Jet trackers say Taylor Swift is already back in the US to attend the Super Bowl in Las Vegas.
Whether the global superstar would make the game has been an object of intense speculation.
Swift's boyfriend, Travis Kelce, will play in the game on Sunday.
Taylor Swift may have landed back in the States on Saturday, raising hopes that the global superstar will attend the Super Bowl on Sunday to watch her man.
On social media, Swift fans and aviation journalists believe they've identified her private jet, labeled "The Football Era." It arrived from Tokyo's Haneda Airport at Los Angeles International Airport moments after 3:30 p.m. local time.
Her transportation plans to Las Vegas, where her boyfriend, the NFL's star tight end Travis Kelce, will play in Sunday's Super Bowl, are unknown.
Swift's last song was still ringing in the ears of thousands of fans at the Tokyo Dome on Saturday night when the singer rushed to Haneda Airport, presumably embarking to see Kelce.
"We're all going to go on a great adventure," Swift told the crowd earlier. She was speaking of the music, but it might also describe her race against time, which was to cross nine time zones and the international date line.
With a final bow at the end of her sold-out show, clad in a blue sequined outfit, the crowd screaming, strobe lights pulsing, confetti falling, Swift disappeared beneath the stage, and her journey to the other side of the world began.
Her expected trip to see Kelce's Kansas City Chiefs play the San Francisco 49ers in Las Vegas has fueled imaginations and speculation for weeks.
Her expected arrival to the big game influences whole economic sectors: Fashion brands Swift wears during football games see boosts in sales and the NFL is being promoted to Swift fans halfway across the world.
"I hope she can return in time. It's so romantic," Hitomi Takahashi, a 29-year-old office worker who bought matching Taylor Swift sweatshirts with her friend and took photos just outside the Tokyo Dome, said.
About an hour after the concert ended, AP journalists were near Haneda's private-jet area when minivans drove up, and someone went inside the gate area as four to five people carrying large black umbrellas obstructed the view of the person.
To call the worldwide scrutiny of Swift's travels intense is an understatement
Fans have tracked her jet. Detractors have criticized the planet-warming carbon emissions of her globe-trotting travels. Officials have weighed in on her parking her jet at Las Vegas airports.
Even Japanese diplomats have gotten into the act. The Japanese Embassy in Washington posted on social media that she could make the Super Bowl in time, including in their statement three Swift song titles — "Speak Now," "Fearless," and "Red."

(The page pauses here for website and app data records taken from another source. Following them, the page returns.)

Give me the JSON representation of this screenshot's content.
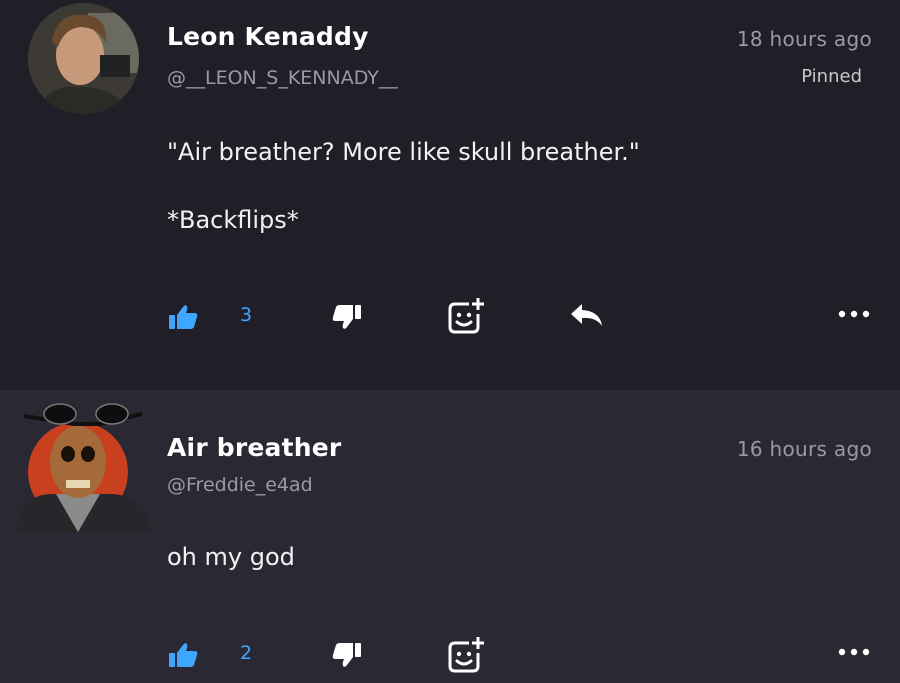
{
  "colors": {
    "accent": "#3ea6ff",
    "card_dark": "#201f27",
    "card_light": "#2a2933",
    "muted_text": "#9b9aa2"
  },
  "comments": [
    {
      "author": "Leon Kenaddy",
      "handle": "@__LEON_S_KENNADY__",
      "time": "18 hours ago",
      "badge": "Pinned",
      "lines": [
        "\"Air breather? More like skull breather.\"",
        "*Backflips*"
      ],
      "like_count": "3",
      "actions": [
        "thumbs-up-icon",
        "thumbs-down-icon",
        "add-reaction-icon",
        "reply-icon",
        "more-icon"
      ]
    },
    {
      "author": "Air breather",
      "handle": "@Freddie_e4ad",
      "time": "16 hours ago",
      "lines": [
        "oh my god"
      ],
      "like_count": "2",
      "actions": [
        "thumbs-up-icon",
        "thumbs-down-icon",
        "add-reaction-icon",
        "more-icon"
      ]
    }
  ]
}
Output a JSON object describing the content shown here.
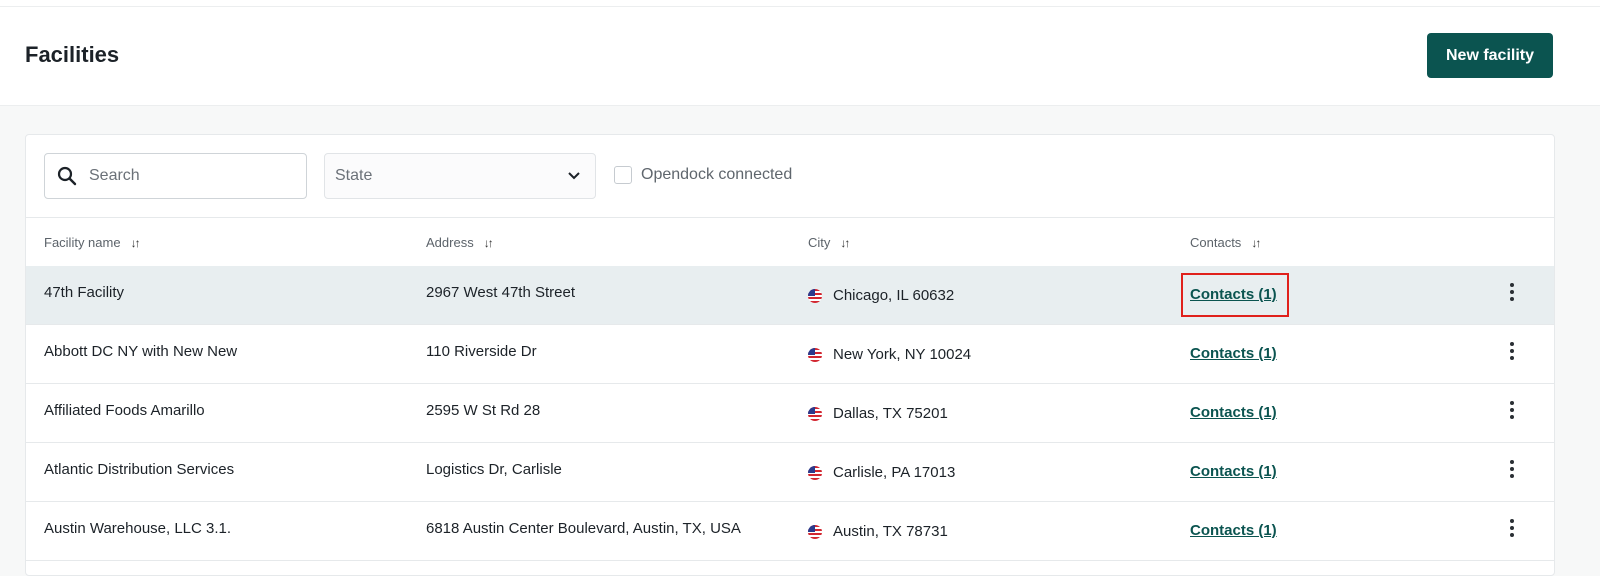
{
  "header": {
    "title": "Facilities",
    "new_button_label": "New facility"
  },
  "filters": {
    "search_placeholder": "Search",
    "state_placeholder": "State",
    "opendock_label": "Opendock connected"
  },
  "table": {
    "columns": [
      "Facility name",
      "Address",
      "City",
      "Contacts"
    ],
    "rows": [
      {
        "name": "47th Facility",
        "address": "2967 West 47th Street",
        "city": "Chicago, IL 60632",
        "contacts": "Contacts (1)"
      },
      {
        "name": "Abbott DC NY with New New",
        "address": "110 Riverside Dr",
        "city": "New York, NY 10024",
        "contacts": "Contacts (1)"
      },
      {
        "name": "Affiliated Foods Amarillo",
        "address": "2595 W St Rd 28",
        "city": "Dallas, TX 75201",
        "contacts": "Contacts (1)"
      },
      {
        "name": "Atlantic Distribution Services",
        "address": "Logistics Dr, Carlisle",
        "city": "Carlisle, PA 17013",
        "contacts": "Contacts (1)"
      },
      {
        "name": "Austin Warehouse, LLC 3.1.",
        "address": "6818 Austin Center Boulevard, Austin, TX, USA",
        "city": "Austin, TX 78731",
        "contacts": "Contacts (1)"
      }
    ]
  },
  "icons": {
    "search": "search-icon",
    "chevron": "chevron-down-icon",
    "sort": "sort-icon",
    "flag": "us-flag-icon",
    "more": "more-vertical-icon"
  },
  "colors": {
    "accent": "#0b5450",
    "highlight": "#e0201b",
    "selected_row": "#e8eef0"
  }
}
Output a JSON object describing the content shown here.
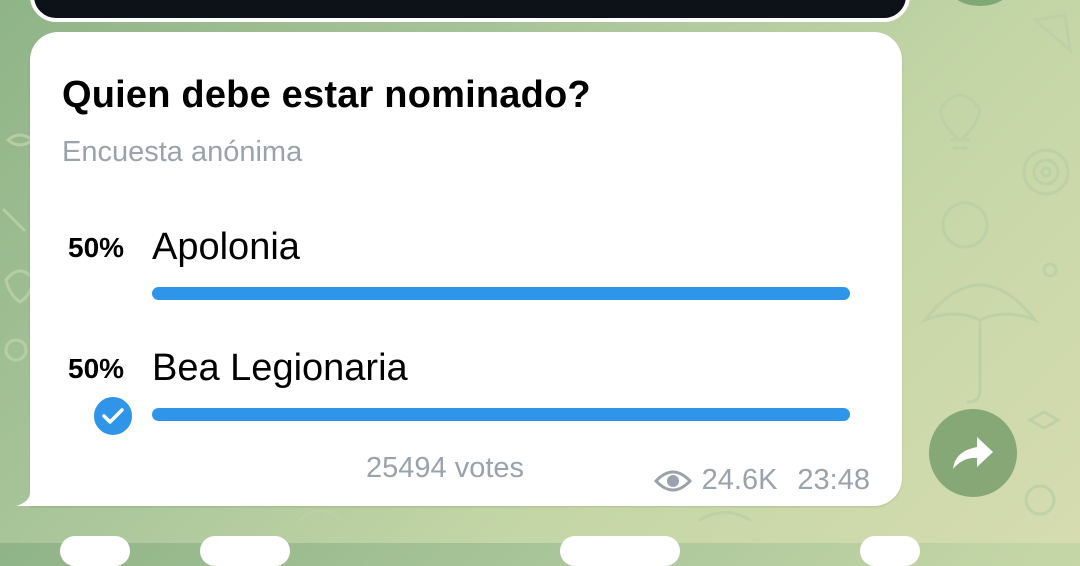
{
  "chat": {
    "poll": {
      "question": "Quien debe estar nominado?",
      "type_label": "Encuesta anónima",
      "options": [
        {
          "percent_label": "50%",
          "text": "Apolonia",
          "fraction": 0.5,
          "chosen": false
        },
        {
          "percent_label": "50%",
          "text": "Bea Legionaria",
          "fraction": 0.5,
          "chosen": true
        }
      ],
      "votes_label": "25494 votes",
      "views": "24.6K",
      "time": "23:48"
    },
    "icons": {
      "chosen": "check-circle-icon",
      "views": "eye-icon",
      "share": "share-arrow-icon"
    },
    "colors": {
      "accent": "#2f95e8",
      "muted_text": "#9aa3ab",
      "bubble": "#ffffff"
    }
  }
}
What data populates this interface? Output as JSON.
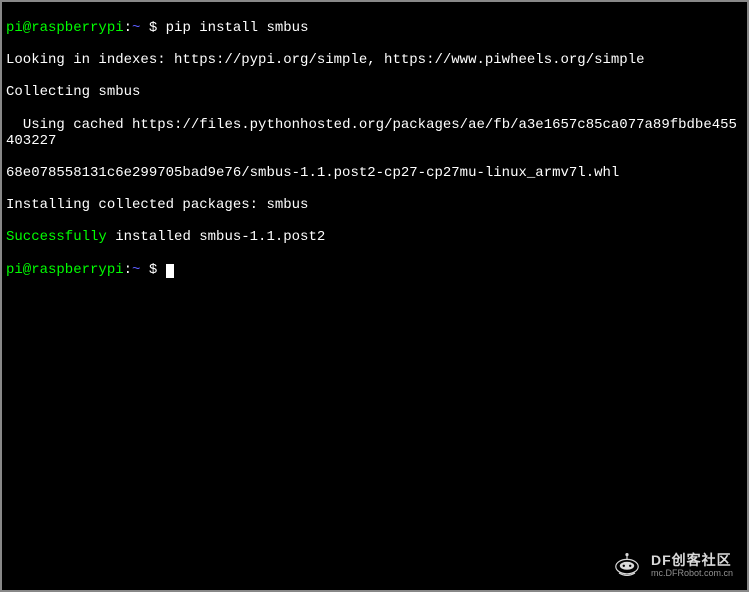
{
  "terminal": {
    "line1": {
      "user": "pi@raspberrypi",
      "path": "~",
      "symbol": " $ ",
      "command": "pip install smbus"
    },
    "output1": "Looking in indexes: https://pypi.org/simple, https://www.piwheels.org/simple",
    "output2": "Collecting smbus",
    "output3": "  Using cached https://files.pythonhosted.org/packages/ae/fb/a3e1657c85ca077a89fbdbe455403227",
    "output4": "68e078558131c6e299705bad9e76/smbus-1.1.post2-cp27-cp27mu-linux_armv7l.whl",
    "output5": "Installing collected packages: smbus",
    "success_word": "Successfully",
    "success_rest": " installed smbus-1.1.post2",
    "line2": {
      "user": "pi@raspberrypi",
      "path": "~",
      "symbol": " $ "
    }
  },
  "watermark": {
    "prefix": "DF",
    "title": "创客社区",
    "url": "mc.DFRobot.com.cn"
  }
}
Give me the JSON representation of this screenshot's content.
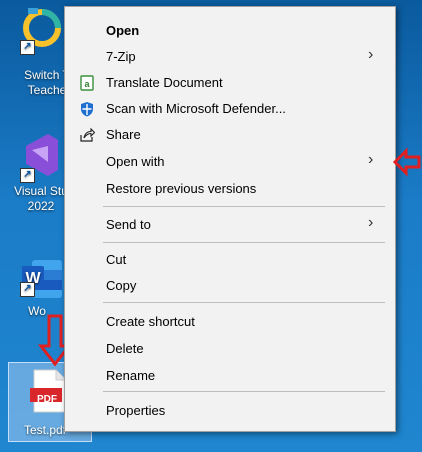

But Swift seems to be pushing back on the criticisms. Business Insider reported that the jet-setting starlet downsized from two planes to one.
She also threatened to sue the man behind the account that tracks her jet — the source of most of her criticisms — claiming that the account would compromise her safety. A lawyer for Jack Sweeney, who runs the account, said Swift's claims were "unfounded."
Swift has been crisscrossing the globe this week
Before coming to Asia, she attended the Grammys in Los Angeles, winning her 14th Grammy and a record-breaking fourth Album of the Year award for "Midnights." Nearly 17 million people watched the show. She also made a surprise announcement that her next album is ready to drop in April.
Then the four concerts in Tokyo, and now the trip back to the States. She has followed Kelce for much of the Chiefs' season.
Swift is expected to fly to Australia later this week to continue her tour.
"This week is truly the best kind of chaos," she posted Wednesday on Instagram.
Representatives for Swift did not immediately respond to a request for comment from BI.
Read the original article on Business Insider